START Material supplied

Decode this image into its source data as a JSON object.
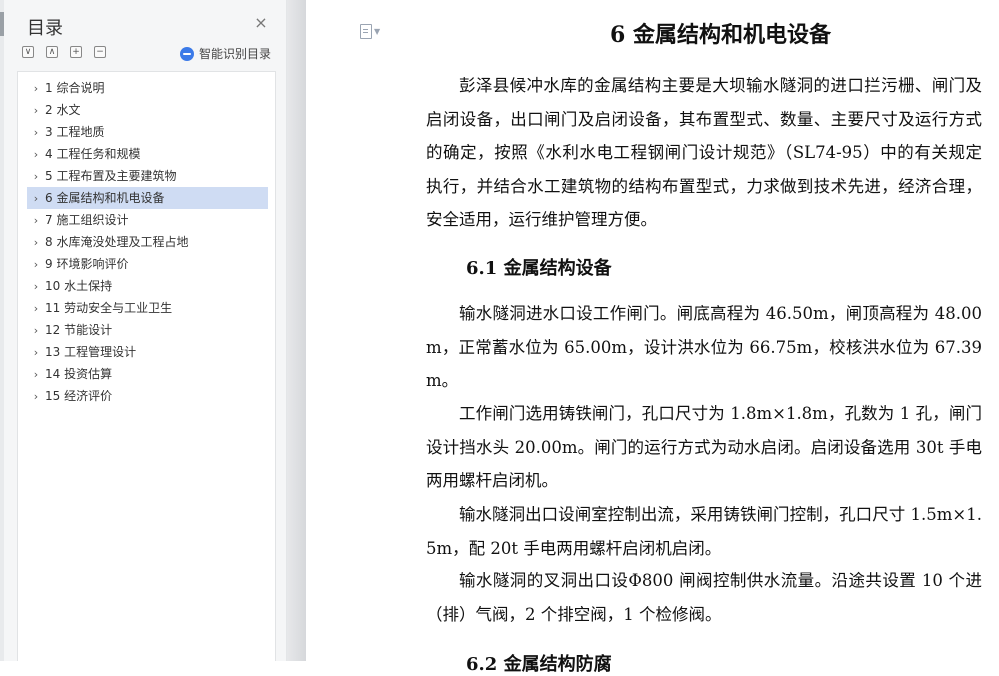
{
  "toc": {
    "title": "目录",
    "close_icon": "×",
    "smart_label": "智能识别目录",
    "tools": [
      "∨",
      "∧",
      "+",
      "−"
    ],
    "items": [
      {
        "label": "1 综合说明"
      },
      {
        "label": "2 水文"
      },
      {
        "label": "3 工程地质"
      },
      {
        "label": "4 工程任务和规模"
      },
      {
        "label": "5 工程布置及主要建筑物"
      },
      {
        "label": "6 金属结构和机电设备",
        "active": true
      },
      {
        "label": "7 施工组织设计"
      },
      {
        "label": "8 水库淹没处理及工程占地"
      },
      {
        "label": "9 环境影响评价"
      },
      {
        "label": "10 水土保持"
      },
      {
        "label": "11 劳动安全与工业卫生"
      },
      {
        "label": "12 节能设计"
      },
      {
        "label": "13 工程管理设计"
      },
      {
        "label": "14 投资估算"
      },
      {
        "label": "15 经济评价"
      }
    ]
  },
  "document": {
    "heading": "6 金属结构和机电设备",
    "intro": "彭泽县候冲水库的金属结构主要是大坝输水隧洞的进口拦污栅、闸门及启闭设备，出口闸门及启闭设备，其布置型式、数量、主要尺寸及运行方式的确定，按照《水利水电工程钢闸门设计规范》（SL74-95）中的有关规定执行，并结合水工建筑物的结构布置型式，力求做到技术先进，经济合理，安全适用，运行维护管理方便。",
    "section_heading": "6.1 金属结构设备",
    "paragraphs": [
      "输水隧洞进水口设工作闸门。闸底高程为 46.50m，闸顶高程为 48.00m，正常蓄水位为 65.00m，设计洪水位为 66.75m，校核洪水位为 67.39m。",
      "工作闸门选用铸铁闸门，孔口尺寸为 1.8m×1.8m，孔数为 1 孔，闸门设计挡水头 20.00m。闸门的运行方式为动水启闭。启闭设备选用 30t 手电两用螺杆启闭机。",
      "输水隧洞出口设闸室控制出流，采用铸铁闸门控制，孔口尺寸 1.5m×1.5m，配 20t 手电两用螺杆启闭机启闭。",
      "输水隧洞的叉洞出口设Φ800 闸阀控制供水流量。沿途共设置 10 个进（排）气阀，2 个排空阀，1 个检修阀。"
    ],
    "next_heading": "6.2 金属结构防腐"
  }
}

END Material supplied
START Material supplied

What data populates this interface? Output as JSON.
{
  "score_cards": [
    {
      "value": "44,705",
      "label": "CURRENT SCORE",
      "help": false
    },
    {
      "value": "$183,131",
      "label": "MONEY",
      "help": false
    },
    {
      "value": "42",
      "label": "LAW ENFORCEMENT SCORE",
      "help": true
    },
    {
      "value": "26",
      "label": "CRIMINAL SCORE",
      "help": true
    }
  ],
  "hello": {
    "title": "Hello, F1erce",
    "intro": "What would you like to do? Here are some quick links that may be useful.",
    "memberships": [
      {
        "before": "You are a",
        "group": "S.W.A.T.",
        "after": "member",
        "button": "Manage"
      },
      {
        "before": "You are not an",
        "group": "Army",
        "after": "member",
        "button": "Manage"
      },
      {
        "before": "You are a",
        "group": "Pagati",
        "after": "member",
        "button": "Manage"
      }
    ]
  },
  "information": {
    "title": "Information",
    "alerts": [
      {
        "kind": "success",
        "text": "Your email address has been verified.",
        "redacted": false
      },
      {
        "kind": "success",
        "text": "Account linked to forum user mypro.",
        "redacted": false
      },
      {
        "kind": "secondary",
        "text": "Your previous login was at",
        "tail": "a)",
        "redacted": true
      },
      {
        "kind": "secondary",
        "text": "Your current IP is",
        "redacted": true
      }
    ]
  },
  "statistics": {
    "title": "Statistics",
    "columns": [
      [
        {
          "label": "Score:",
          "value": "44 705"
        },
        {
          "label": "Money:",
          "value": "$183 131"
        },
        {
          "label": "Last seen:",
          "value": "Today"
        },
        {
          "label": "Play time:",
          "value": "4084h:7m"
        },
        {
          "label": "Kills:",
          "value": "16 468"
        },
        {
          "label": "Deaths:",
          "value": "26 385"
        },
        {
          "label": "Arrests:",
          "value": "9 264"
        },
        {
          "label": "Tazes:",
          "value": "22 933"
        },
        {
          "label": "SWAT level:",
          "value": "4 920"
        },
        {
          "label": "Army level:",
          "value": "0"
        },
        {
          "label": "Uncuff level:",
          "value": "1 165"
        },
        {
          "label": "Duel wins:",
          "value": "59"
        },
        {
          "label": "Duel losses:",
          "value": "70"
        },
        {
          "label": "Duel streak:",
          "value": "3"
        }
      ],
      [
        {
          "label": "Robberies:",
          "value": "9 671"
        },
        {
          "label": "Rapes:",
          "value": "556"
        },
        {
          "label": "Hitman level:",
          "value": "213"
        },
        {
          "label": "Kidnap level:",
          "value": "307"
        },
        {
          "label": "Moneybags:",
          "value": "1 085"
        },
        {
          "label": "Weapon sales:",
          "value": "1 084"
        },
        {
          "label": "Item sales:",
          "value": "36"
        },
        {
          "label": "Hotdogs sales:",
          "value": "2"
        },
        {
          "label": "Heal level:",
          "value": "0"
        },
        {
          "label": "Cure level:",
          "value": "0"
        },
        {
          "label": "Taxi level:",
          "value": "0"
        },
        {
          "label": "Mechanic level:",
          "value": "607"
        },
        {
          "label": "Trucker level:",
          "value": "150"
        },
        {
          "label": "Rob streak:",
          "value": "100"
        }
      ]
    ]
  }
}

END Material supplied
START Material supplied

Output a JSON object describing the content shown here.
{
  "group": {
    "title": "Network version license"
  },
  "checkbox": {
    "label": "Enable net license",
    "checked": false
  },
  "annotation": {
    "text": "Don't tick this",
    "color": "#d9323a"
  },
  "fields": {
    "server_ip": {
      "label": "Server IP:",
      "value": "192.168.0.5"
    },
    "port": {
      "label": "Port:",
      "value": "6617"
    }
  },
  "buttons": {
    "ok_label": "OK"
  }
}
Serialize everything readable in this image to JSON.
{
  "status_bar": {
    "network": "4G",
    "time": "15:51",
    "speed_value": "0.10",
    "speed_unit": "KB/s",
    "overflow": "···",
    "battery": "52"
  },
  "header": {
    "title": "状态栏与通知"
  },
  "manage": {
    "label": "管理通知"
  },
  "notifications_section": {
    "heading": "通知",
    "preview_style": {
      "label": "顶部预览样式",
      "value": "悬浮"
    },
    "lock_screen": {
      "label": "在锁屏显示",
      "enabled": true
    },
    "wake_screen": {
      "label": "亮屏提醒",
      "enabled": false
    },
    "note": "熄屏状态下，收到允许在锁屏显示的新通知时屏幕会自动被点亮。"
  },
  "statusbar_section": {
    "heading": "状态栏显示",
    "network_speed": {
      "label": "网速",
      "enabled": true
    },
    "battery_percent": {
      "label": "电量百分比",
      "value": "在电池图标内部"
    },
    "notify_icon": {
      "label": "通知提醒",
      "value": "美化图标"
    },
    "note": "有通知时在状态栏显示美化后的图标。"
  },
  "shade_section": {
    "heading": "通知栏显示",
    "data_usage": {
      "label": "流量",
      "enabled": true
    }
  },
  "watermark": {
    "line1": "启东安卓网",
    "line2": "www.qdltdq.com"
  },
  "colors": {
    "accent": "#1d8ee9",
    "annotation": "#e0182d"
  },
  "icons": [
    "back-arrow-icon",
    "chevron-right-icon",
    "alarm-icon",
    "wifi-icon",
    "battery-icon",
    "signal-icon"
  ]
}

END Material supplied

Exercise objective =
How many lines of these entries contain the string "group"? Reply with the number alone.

Response for this exercise =
4